TASK TO CARRY OUT
Check every line of the records below for the string "JSON" and copy the ones that have it.

PROVIDED RECORDS
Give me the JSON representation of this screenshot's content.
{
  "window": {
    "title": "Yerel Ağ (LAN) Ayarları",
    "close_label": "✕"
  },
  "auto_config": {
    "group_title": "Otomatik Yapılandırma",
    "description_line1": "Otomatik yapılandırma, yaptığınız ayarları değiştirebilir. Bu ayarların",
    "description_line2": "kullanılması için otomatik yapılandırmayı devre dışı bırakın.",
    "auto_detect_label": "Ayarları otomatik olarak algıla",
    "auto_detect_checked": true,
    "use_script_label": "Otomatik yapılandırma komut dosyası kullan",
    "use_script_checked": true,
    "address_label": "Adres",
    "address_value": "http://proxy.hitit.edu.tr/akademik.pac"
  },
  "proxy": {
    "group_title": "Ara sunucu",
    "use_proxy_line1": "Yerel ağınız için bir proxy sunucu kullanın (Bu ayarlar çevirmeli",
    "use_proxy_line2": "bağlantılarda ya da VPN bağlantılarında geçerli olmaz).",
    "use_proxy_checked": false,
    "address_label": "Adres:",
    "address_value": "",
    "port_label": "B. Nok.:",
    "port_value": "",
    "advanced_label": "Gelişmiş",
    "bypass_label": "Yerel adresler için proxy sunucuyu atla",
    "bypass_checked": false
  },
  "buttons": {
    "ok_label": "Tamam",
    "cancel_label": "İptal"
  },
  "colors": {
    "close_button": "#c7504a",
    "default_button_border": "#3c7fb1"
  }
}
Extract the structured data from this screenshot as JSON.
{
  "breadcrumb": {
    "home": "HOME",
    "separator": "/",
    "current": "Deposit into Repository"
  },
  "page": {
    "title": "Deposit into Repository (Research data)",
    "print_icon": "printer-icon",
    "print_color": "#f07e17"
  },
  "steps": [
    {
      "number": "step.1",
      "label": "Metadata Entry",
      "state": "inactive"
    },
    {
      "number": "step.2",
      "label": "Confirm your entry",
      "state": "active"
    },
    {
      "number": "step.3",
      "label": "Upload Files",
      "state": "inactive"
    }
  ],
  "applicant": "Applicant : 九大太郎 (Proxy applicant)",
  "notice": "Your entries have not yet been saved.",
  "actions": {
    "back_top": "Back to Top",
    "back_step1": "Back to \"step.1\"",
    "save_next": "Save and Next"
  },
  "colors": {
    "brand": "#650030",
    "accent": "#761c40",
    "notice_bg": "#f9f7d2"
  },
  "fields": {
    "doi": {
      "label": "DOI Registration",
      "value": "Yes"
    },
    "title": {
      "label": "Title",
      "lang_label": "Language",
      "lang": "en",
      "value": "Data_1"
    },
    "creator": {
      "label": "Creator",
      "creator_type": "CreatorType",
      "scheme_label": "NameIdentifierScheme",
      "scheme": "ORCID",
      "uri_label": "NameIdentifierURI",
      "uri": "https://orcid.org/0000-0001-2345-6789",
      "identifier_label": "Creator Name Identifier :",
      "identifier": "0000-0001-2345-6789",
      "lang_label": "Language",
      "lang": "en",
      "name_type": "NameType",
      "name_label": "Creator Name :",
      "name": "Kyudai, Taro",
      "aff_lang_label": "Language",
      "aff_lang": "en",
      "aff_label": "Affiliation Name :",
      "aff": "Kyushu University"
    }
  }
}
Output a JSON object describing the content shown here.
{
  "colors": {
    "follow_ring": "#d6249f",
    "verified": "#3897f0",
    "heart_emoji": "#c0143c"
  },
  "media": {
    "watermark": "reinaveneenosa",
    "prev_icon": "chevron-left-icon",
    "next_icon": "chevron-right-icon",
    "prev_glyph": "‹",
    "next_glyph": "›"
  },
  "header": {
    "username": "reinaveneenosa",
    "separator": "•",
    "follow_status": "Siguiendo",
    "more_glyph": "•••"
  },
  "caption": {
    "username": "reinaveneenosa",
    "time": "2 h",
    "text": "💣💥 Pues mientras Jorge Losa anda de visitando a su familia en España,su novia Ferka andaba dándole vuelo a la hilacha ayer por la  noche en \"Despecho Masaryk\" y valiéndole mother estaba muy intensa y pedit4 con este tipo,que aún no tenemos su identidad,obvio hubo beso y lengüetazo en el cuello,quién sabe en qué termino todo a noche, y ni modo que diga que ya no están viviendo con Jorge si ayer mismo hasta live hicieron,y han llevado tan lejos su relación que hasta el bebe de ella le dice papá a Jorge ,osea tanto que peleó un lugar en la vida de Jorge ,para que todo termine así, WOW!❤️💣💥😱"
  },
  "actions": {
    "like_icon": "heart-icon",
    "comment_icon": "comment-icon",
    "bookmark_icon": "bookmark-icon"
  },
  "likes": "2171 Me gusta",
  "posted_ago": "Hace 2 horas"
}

SOLUTION BELOW
Give me the JSON representation of this screenshot's content.
Extract the structured data from this screenshot as JSON.
Output a JSON object describing the content shown here.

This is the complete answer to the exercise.